[Data records for software interfaces]
+ + + + +
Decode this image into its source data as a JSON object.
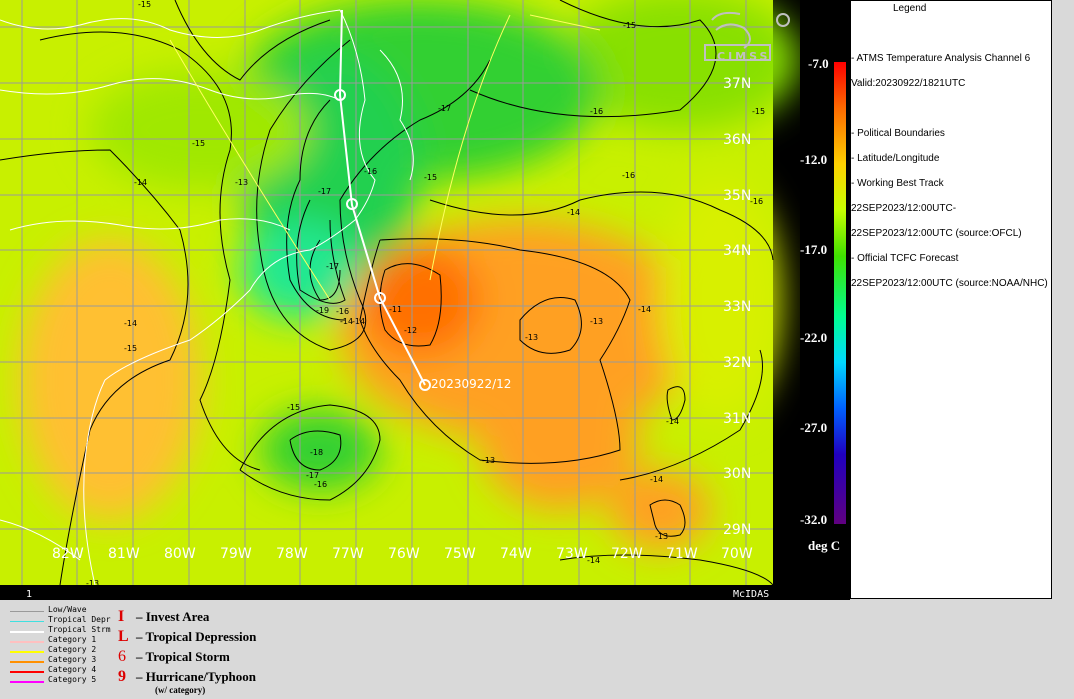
{
  "map": {
    "longitude_labels": [
      "82W",
      "81W",
      "80W",
      "79W",
      "78W",
      "77W",
      "76W",
      "75W",
      "74W",
      "73W",
      "72W",
      "71W",
      "70W"
    ],
    "latitude_labels": [
      "37N",
      "36N",
      "35N",
      "34N",
      "33N",
      "32N",
      "31N",
      "30N",
      "29N"
    ],
    "contour_labels": [
      "-15",
      "-15",
      "-15",
      "-14",
      "-13",
      "-15",
      "-17",
      "-16",
      "-15",
      "-16",
      "-17",
      "-16",
      "-14",
      "-17",
      "-19",
      "-16",
      "-14",
      "-11",
      "-12",
      "-14",
      "-13",
      "-13",
      "-14",
      "-15",
      "-18",
      "-17",
      "-16",
      "-13",
      "-14",
      "-14",
      "-13",
      "-14",
      "-13",
      "-14",
      "-15",
      "-16"
    ],
    "storm_label": "20230922/12",
    "frame_number": "1",
    "mcidas_label": "McIDAS",
    "logo_text": "CIMSS"
  },
  "colorbar": {
    "ticks": [
      "-7.0",
      "-12.0",
      "-17.0",
      "-22.0",
      "-27.0",
      "-32.0"
    ],
    "unit": "deg C"
  },
  "legend": {
    "title": "Legend",
    "product": "-  ATMS Temperature Analysis  Channel 6",
    "valid": "Valid:20230922/1821UTC",
    "political": "-  Political Boundaries",
    "latlon": "-  Latitude/Longitude",
    "best_track": "-  Working Best Track",
    "bt_from": "22SEP2023/12:00UTC-",
    "bt_to": "22SEP2023/12:00UTC   (source:OFCL)",
    "tcfc": "-  Official TCFC Forecast",
    "tcfc_src": "22SEP2023/12:00UTC  (source:NOAA/NHC)"
  },
  "track_key": [
    {
      "label": "Low/Wave",
      "color": "#9a9a9a"
    },
    {
      "label": "Tropical Depr",
      "color": "#40e0e0"
    },
    {
      "label": "Tropical Strm",
      "color": "#ffffff"
    },
    {
      "label": "Category 1",
      "color": "#ffc0c0"
    },
    {
      "label": "Category 2",
      "color": "#ffff00"
    },
    {
      "label": "Category 3",
      "color": "#ff9000"
    },
    {
      "label": "Category 4",
      "color": "#ff0000"
    },
    {
      "label": "Category 5",
      "color": "#ff00ff"
    }
  ],
  "symbol_key": [
    {
      "symbol": "I",
      "label": "– Invest Area"
    },
    {
      "symbol": "L",
      "label": "– Tropical Depression"
    },
    {
      "symbol": "6",
      "label": "– Tropical Storm"
    },
    {
      "symbol": "9",
      "label": "– Hurricane/Typhoon"
    }
  ],
  "symbol_note": "(w/ category)"
}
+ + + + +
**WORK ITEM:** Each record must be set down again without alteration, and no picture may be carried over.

**EXERCISE ANSWER:**
Decode this image into its source data as a JSON object.
{
  "map": {
    "longitude_labels": [
      "82W",
      "81W",
      "80W",
      "79W",
      "78W",
      "77W",
      "76W",
      "75W",
      "74W",
      "73W",
      "72W",
      "71W",
      "70W"
    ],
    "latitude_labels": [
      "37N",
      "36N",
      "35N",
      "34N",
      "33N",
      "32N",
      "31N",
      "30N",
      "29N"
    ],
    "contour_labels": [
      "-15",
      "-15",
      "-15",
      "-14",
      "-13",
      "-15",
      "-17",
      "-16",
      "-15",
      "-16",
      "-17",
      "-16",
      "-14",
      "-17",
      "-19",
      "-16",
      "-14",
      "-11",
      "-12",
      "-14",
      "-13",
      "-13",
      "-14",
      "-15",
      "-18",
      "-17",
      "-16",
      "-13",
      "-14",
      "-14",
      "-13",
      "-14",
      "-13",
      "-14",
      "-15",
      "-16"
    ],
    "storm_label": "20230922/12",
    "frame_number": "1",
    "mcidas_label": "McIDAS",
    "logo_text": "CIMSS"
  },
  "colorbar": {
    "ticks": [
      "-7.0",
      "-12.0",
      "-17.0",
      "-22.0",
      "-27.0",
      "-32.0"
    ],
    "unit": "deg C"
  },
  "legend": {
    "title": "Legend",
    "product": "-  ATMS Temperature Analysis  Channel 6",
    "valid": "Valid:20230922/1821UTC",
    "political": "-  Political Boundaries",
    "latlon": "-  Latitude/Longitude",
    "best_track": "-  Working Best Track",
    "bt_from": "22SEP2023/12:00UTC-",
    "bt_to": "22SEP2023/12:00UTC   (source:OFCL)",
    "tcfc": "-  Official TCFC Forecast",
    "tcfc_src": "22SEP2023/12:00UTC  (source:NOAA/NHC)"
  },
  "track_key": [
    {
      "label": "Low/Wave",
      "color": "#9a9a9a"
    },
    {
      "label": "Tropical Depr",
      "color": "#40e0e0"
    },
    {
      "label": "Tropical Strm",
      "color": "#ffffff"
    },
    {
      "label": "Category 1",
      "color": "#ffc0c0"
    },
    {
      "label": "Category 2",
      "color": "#ffff00"
    },
    {
      "label": "Category 3",
      "color": "#ff9000"
    },
    {
      "label": "Category 4",
      "color": "#ff0000"
    },
    {
      "label": "Category 5",
      "color": "#ff00ff"
    }
  ],
  "symbol_key": [
    {
      "symbol": "I",
      "label": "– Invest Area"
    },
    {
      "symbol": "L",
      "label": "– Tropical Depression"
    },
    {
      "symbol": "6",
      "label": "– Tropical Storm"
    },
    {
      "symbol": "9",
      "label": "– Hurricane/Typhoon"
    }
  ],
  "symbol_note": "(w/ category)"
}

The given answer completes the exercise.